Author: Lauren S.
Mental illnesses are becoming more and more common. In my honest opinion, I feel that everyone deals with a mental illness at some point in their lives; however, no matter what disorder someone may be battling, there is always a possibility to recover. Help is always available, no matter what.
I was typically a happy child growing up. When I was a kid, my mom was in and out of the hospital a lot, but I didn’t know why. I didn’t realize how serious things were until it was too late and my mom had passed away, due to what I later found out was damage to her lungs from the chemotherapy she had been treated with as a child. Eventually, I learned to move on from this appalling loss and live my life to the fullest.
In seventh grade, I began struggling with depression and anxiety as well as my unceasingly low self-esteem, which later led to an eating disorder. Everything that I previously loved doing became meaningless. I suddenly felt that no matter how hard I tried to be happy, I couldn’t. The constant feeling of numbness caused me to resort to self harm, the only thing that made me feel human. I began isolating myself to the point where being in public for longer than five minutes could trigger a full-on anxiety attack. I would rarely be seen anywhere except school.

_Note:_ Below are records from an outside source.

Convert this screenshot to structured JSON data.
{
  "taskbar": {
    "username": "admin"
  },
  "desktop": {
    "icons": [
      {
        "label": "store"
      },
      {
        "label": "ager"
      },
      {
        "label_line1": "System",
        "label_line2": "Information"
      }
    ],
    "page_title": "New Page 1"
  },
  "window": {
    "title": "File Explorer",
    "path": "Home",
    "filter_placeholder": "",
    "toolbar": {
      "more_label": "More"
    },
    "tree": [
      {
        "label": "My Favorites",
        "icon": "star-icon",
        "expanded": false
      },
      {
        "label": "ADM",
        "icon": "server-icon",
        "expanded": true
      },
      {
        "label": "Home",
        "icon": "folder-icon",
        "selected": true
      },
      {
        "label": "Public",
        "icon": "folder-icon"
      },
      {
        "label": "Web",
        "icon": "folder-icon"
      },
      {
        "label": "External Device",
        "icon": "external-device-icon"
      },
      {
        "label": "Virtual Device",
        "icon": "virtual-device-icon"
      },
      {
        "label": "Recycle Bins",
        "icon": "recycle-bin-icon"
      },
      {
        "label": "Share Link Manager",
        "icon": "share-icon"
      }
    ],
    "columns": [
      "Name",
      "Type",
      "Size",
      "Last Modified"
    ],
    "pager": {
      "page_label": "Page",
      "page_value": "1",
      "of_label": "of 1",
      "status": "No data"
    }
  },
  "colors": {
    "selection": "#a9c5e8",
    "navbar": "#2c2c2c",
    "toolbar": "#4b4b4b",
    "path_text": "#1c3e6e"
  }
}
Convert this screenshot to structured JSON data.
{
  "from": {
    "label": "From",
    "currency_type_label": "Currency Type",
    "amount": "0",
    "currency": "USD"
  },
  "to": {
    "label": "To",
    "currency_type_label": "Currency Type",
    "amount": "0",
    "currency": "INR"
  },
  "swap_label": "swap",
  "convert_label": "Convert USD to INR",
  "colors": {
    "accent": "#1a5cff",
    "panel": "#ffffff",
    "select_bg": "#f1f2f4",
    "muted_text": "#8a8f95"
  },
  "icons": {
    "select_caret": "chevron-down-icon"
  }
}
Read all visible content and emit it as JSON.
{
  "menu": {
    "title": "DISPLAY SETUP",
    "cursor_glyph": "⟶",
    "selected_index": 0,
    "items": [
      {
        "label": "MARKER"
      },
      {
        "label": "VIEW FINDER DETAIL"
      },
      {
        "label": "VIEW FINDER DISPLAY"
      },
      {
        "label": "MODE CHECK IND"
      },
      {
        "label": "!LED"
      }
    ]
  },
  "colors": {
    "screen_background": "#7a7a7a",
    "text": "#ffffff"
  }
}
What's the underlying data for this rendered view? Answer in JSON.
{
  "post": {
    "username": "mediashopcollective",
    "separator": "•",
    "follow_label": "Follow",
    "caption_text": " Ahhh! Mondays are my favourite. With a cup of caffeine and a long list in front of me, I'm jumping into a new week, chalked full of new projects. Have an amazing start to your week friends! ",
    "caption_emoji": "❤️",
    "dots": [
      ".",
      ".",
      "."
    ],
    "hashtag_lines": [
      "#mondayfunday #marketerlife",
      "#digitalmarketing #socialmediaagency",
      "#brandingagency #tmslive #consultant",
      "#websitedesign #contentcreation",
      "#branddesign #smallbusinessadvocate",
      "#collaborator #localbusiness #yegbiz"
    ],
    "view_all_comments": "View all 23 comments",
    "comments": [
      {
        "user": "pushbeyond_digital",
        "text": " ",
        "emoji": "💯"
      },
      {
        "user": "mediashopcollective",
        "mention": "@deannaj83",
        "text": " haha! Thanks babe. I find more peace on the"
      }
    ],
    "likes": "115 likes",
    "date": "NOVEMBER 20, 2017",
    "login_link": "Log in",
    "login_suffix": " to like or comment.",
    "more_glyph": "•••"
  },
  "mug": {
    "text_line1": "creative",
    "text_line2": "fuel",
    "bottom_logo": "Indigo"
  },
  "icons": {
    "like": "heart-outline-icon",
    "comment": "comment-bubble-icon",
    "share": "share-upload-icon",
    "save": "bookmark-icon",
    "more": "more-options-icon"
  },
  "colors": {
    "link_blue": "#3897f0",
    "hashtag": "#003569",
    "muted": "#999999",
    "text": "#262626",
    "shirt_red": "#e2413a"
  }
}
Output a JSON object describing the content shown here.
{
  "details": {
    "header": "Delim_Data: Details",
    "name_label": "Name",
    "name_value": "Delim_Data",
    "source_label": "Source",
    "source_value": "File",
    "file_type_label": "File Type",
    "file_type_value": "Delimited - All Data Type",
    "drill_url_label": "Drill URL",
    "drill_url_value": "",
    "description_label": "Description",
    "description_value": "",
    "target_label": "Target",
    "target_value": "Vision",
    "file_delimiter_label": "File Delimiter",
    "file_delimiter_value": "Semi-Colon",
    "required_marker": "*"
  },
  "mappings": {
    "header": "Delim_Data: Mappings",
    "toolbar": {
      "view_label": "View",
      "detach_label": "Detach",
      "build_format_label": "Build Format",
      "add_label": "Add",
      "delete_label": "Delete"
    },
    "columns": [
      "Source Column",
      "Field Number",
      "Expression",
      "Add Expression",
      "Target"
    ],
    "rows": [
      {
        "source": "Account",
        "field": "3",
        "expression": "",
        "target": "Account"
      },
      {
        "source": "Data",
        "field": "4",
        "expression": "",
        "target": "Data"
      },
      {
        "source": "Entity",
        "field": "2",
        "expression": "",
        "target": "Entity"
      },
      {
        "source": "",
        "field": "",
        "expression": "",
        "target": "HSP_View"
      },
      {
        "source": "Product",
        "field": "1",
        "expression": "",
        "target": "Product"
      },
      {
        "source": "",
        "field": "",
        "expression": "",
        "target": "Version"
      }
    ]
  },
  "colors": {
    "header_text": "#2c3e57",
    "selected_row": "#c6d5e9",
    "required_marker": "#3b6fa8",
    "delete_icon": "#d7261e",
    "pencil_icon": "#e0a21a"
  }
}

Due to the fact that I didn’t know anyone else that was dealing with this, I thought I was the only person in the world dealing with these issues. At first, I kept my problems a secret because I was terrified what people would think of me. I was different from my classmates and was petrified of being judged. I didn’t know how common mental illnesses were, so I was positive that no one would understand me if I tried to talk to them about what I was experiencing. Keeping my feelings a secret made things even worse for me. I couldn’t be myself around the people I loved. I constantly found myself plastering a fake smile on and pretending everything was okay, when clearly, it wasn’t.
Not long after that, I became suicidal. My thoughts persistently contained death. What I never learned to understand was how I was panicked at the thought of death but wanted to die at the same time. Not long after seventh grade started, I made the decision to kill myself. I didn’t think I would be missed. I didn’t think people would care. I richly remember exactly how I planned on doing it, but before I knew it, I was getting hospitalized the same day.
It wasn’t until about a year later, after my second hospitalization, that I realized I wanted to get better. At this point, I had lost all control of my eating disorder, and my depression was at its peak. The self harm continued to get worse and became a daily reoccurrence. Going into high school, I was still battling these disorders. I eventually made friends that were going through similar things as me, which made me realize that I wasn’t alone. I saw how much people really cared about me, and I decided that I would change for the best of things. I started getting treatment from numerous psychologists. I told people how I honestly felt, while I was still scared of being judged for my mental problems. I no longer got embarrassed when someone pointed out my self harm scars.
To this day, I still struggle between relapses and recovery, but I am certain that this will end. I will live a happy, healthy life in the future. I will not let my disorders control me anymore. My disorders do not define me. I am perfect in my own way, and I deserve to love myself for who I am, despite my disabilities.